## [Assignment]
Every record that follows is to be copied exactly, with the pictures omitted.

[Records from a data collection]
Segment Open
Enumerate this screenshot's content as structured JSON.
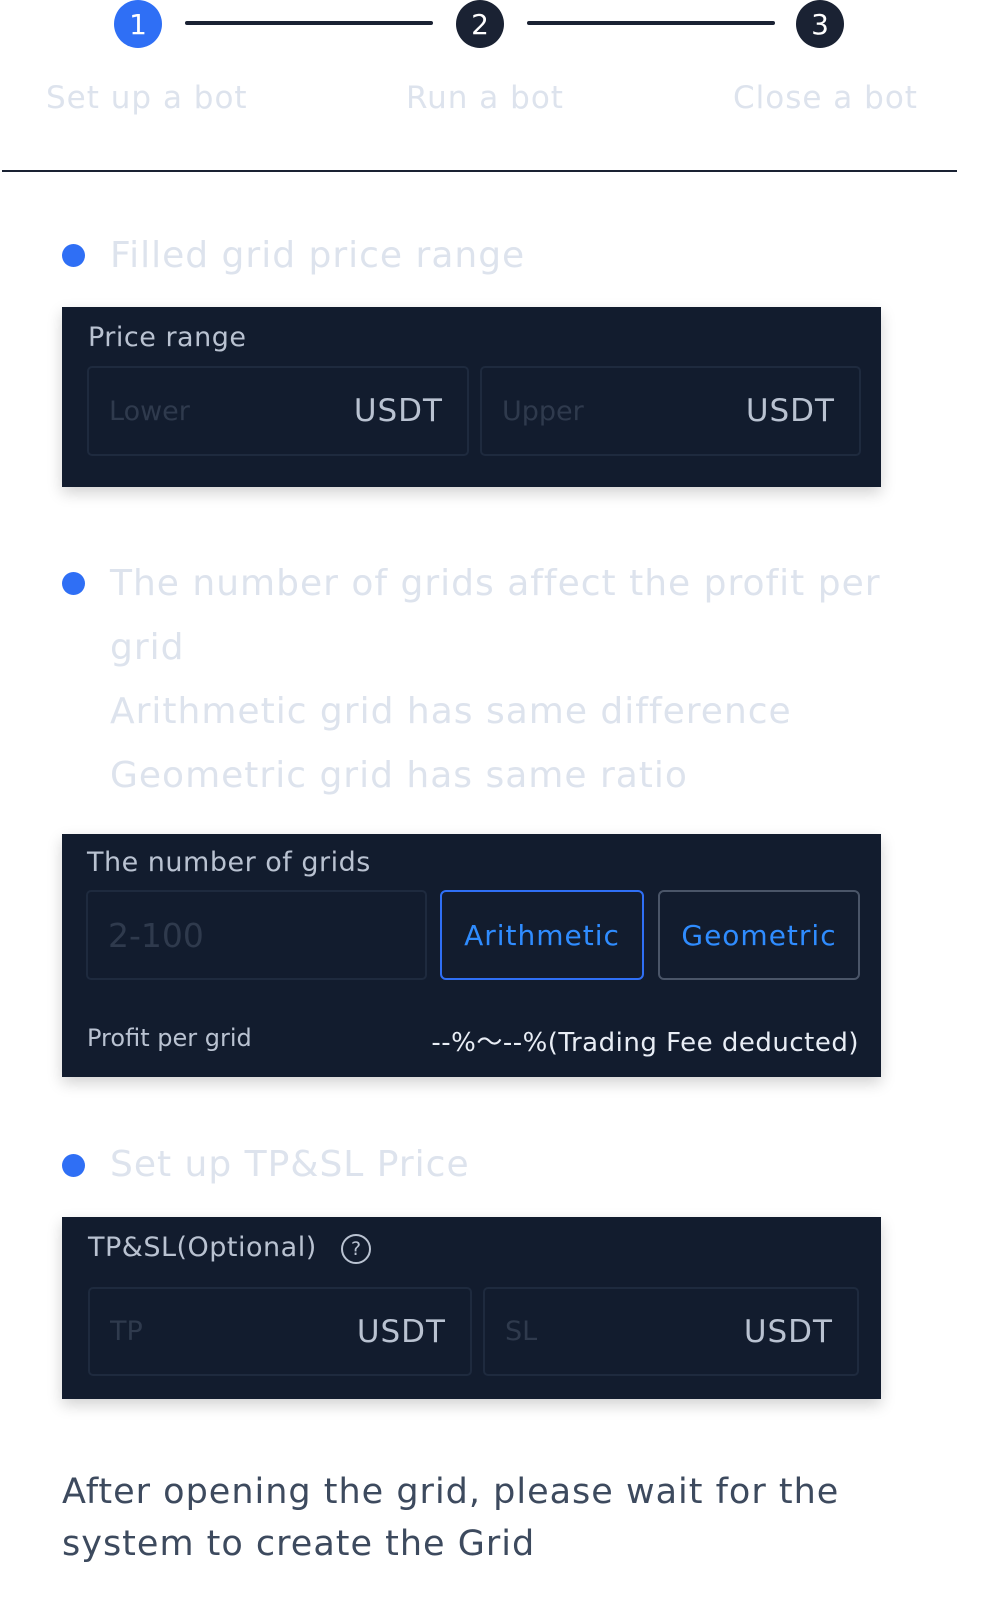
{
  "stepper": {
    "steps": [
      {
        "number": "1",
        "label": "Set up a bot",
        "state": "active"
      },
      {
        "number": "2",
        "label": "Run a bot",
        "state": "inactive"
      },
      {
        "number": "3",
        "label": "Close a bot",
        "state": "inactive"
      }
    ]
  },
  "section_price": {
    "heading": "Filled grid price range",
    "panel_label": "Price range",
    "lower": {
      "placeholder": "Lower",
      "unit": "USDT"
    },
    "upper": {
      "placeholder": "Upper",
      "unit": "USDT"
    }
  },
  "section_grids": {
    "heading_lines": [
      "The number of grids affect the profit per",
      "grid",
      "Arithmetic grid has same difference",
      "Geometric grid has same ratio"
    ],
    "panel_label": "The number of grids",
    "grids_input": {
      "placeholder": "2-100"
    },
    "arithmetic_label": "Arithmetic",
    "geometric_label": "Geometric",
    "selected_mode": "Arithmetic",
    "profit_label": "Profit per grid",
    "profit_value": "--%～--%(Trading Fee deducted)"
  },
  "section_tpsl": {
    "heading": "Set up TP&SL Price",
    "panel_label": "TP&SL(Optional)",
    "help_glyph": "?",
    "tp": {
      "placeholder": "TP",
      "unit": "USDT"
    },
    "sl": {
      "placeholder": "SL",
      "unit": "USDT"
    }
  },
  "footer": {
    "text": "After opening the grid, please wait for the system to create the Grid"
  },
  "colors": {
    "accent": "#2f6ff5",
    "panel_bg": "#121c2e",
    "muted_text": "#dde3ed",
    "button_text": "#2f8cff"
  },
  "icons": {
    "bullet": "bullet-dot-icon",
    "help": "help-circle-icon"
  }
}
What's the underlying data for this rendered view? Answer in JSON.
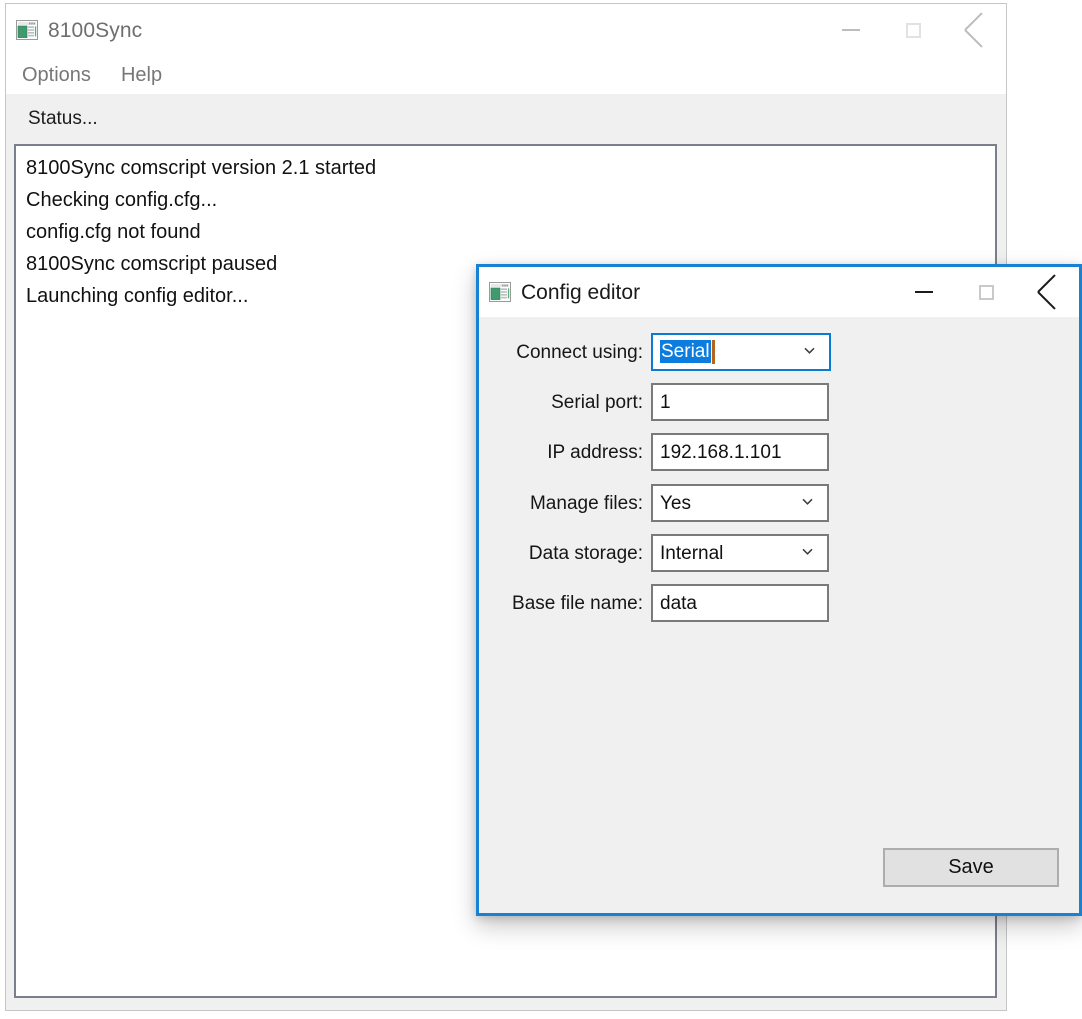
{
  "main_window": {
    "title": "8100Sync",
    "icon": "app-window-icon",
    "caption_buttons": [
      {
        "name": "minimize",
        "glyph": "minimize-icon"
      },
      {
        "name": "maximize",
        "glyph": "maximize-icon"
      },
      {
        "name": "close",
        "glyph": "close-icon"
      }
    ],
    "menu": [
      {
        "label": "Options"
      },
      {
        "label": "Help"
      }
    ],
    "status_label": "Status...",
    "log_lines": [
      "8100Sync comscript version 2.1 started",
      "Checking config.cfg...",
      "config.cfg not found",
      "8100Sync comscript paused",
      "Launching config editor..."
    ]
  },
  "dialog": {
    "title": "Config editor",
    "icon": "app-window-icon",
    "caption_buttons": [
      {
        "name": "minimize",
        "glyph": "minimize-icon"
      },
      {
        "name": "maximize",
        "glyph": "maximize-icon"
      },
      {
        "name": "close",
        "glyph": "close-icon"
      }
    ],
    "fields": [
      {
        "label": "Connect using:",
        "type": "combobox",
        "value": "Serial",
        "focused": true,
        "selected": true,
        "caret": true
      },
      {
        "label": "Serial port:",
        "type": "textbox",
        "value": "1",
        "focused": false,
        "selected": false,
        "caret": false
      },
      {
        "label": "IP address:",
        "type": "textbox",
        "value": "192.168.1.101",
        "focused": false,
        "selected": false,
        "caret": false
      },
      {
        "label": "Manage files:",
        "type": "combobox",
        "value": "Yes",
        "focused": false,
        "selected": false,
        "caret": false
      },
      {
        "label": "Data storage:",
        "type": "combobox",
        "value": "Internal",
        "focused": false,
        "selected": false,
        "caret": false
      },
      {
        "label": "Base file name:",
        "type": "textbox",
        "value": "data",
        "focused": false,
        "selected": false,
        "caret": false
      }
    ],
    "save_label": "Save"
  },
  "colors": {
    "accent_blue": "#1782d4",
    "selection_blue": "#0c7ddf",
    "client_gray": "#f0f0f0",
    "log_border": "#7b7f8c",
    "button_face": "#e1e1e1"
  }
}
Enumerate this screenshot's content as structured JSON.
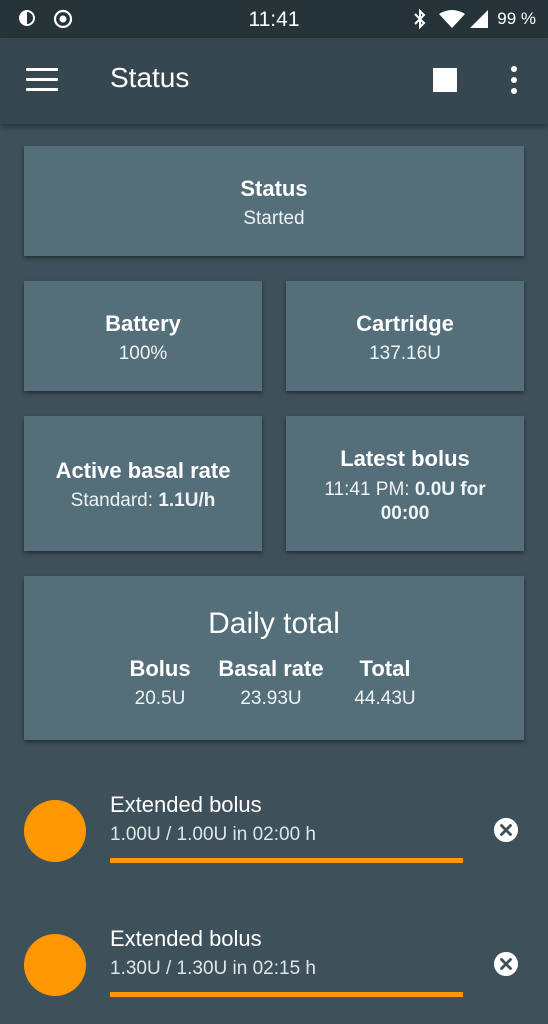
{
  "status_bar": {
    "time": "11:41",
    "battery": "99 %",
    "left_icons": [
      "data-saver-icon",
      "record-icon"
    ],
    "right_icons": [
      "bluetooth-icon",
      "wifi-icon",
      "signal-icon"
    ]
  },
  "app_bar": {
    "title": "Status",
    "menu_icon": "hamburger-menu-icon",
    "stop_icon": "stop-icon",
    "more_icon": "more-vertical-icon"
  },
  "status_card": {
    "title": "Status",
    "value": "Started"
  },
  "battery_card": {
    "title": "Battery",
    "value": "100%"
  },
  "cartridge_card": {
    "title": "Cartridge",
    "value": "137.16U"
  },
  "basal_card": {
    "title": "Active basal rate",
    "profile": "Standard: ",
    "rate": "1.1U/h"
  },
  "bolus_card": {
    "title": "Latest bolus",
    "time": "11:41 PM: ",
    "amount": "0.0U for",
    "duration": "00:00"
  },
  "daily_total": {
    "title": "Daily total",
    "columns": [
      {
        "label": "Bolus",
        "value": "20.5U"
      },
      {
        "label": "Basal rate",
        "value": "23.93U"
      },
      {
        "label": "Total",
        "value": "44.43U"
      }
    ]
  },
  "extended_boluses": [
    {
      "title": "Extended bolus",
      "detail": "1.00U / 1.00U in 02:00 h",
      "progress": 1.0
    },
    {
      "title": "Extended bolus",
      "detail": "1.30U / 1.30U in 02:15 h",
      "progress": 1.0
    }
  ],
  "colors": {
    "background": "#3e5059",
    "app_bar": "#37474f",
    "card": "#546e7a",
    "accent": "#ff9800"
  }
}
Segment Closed
## [Response]
Enumerate this screenshot's content as structured JSON.
{
  "stepper": {
    "steps": [
      {
        "number": "1",
        "label": "Set up a bot",
        "state": "active"
      },
      {
        "number": "2",
        "label": "Run a bot",
        "state": "inactive"
      },
      {
        "number": "3",
        "label": "Close a bot",
        "state": "inactive"
      }
    ]
  },
  "section_price": {
    "heading": "Filled grid price range",
    "panel_label": "Price range",
    "lower": {
      "placeholder": "Lower",
      "unit": "USDT"
    },
    "upper": {
      "placeholder": "Upper",
      "unit": "USDT"
    }
  },
  "section_grids": {
    "heading_lines": [
      "The number of grids affect the profit per",
      "grid",
      "Arithmetic grid has same difference",
      "Geometric grid has same ratio"
    ],
    "panel_label": "The number of grids",
    "grids_input": {
      "placeholder": "2-100"
    },
    "arithmetic_label": "Arithmetic",
    "geometric_label": "Geometric",
    "selected_mode": "Arithmetic",
    "profit_label": "Profit per grid",
    "profit_value": "--%～--%(Trading Fee deducted)"
  },
  "section_tpsl": {
    "heading": "Set up TP&SL Price",
    "panel_label": "TP&SL(Optional)",
    "help_glyph": "?",
    "tp": {
      "placeholder": "TP",
      "unit": "USDT"
    },
    "sl": {
      "placeholder": "SL",
      "unit": "USDT"
    }
  },
  "footer": {
    "text": "After opening the grid, please wait for the system to create the Grid"
  },
  "colors": {
    "accent": "#2f6ff5",
    "panel_bg": "#121c2e",
    "muted_text": "#dde3ed",
    "button_text": "#2f8cff"
  },
  "icons": {
    "bullet": "bullet-dot-icon",
    "help": "help-circle-icon"
  }
}
What's the underlying data for this rendered view? Answer in JSON.
{
  "main_window": {
    "title": "8100Sync",
    "icon": "app-window-icon",
    "caption_buttons": [
      {
        "name": "minimize",
        "glyph": "minimize-icon"
      },
      {
        "name": "maximize",
        "glyph": "maximize-icon"
      },
      {
        "name": "close",
        "glyph": "close-icon"
      }
    ],
    "menu": [
      {
        "label": "Options"
      },
      {
        "label": "Help"
      }
    ],
    "status_label": "Status...",
    "log_lines": [
      "8100Sync comscript version 2.1 started",
      "Checking config.cfg...",
      "config.cfg not found",
      "8100Sync comscript paused",
      "Launching config editor..."
    ]
  },
  "dialog": {
    "title": "Config editor",
    "icon": "app-window-icon",
    "caption_buttons": [
      {
        "name": "minimize",
        "glyph": "minimize-icon"
      },
      {
        "name": "maximize",
        "glyph": "maximize-icon"
      },
      {
        "name": "close",
        "glyph": "close-icon"
      }
    ],
    "fields": [
      {
        "label": "Connect using:",
        "type": "combobox",
        "value": "Serial",
        "focused": true,
        "selected": true,
        "caret": true
      },
      {
        "label": "Serial port:",
        "type": "textbox",
        "value": "1",
        "focused": false,
        "selected": false,
        "caret": false
      },
      {
        "label": "IP address:",
        "type": "textbox",
        "value": "192.168.1.101",
        "focused": false,
        "selected": false,
        "caret": false
      },
      {
        "label": "Manage files:",
        "type": "combobox",
        "value": "Yes",
        "focused": false,
        "selected": false,
        "caret": false
      },
      {
        "label": "Data storage:",
        "type": "combobox",
        "value": "Internal",
        "focused": false,
        "selected": false,
        "caret": false
      },
      {
        "label": "Base file name:",
        "type": "textbox",
        "value": "data",
        "focused": false,
        "selected": false,
        "caret": false
      }
    ],
    "save_label": "Save"
  },
  "colors": {
    "accent_blue": "#1782d4",
    "selection_blue": "#0c7ddf",
    "client_gray": "#f0f0f0",
    "log_border": "#7b7f8c",
    "button_face": "#e1e1e1"
  }
}
Enumerate this screenshot's content as structured JSON.
{
  "status_bar": {
    "time": "11:41",
    "battery": "99 %",
    "left_icons": [
      "data-saver-icon",
      "record-icon"
    ],
    "right_icons": [
      "bluetooth-icon",
      "wifi-icon",
      "signal-icon"
    ]
  },
  "app_bar": {
    "title": "Status",
    "menu_icon": "hamburger-menu-icon",
    "stop_icon": "stop-icon",
    "more_icon": "more-vertical-icon"
  },
  "status_card": {
    "title": "Status",
    "value": "Started"
  },
  "battery_card": {
    "title": "Battery",
    "value": "100%"
  },
  "cartridge_card": {
    "title": "Cartridge",
    "value": "137.16U"
  },
  "basal_card": {
    "title": "Active basal rate",
    "profile": "Standard: ",
    "rate": "1.1U/h"
  },
  "bolus_card": {
    "title": "Latest bolus",
    "time": "11:41 PM: ",
    "amount": "0.0U for",
    "duration": "00:00"
  },
  "daily_total": {
    "title": "Daily total",
    "columns": [
      {
        "label": "Bolus",
        "value": "20.5U"
      },
      {
        "label": "Basal rate",
        "value": "23.93U"
      },
      {
        "label": "Total",
        "value": "44.43U"
      }
    ]
  },
  "extended_boluses": [
    {
      "title": "Extended bolus",
      "detail": "1.00U / 1.00U in 02:00 h",
      "progress": 1.0
    },
    {
      "title": "Extended bolus",
      "detail": "1.30U / 1.30U in 02:15 h",
      "progress": 1.0
    }
  ],
  "colors": {
    "background": "#3e5059",
    "app_bar": "#37474f",
    "card": "#546e7a",
    "accent": "#ff9800"
  }
}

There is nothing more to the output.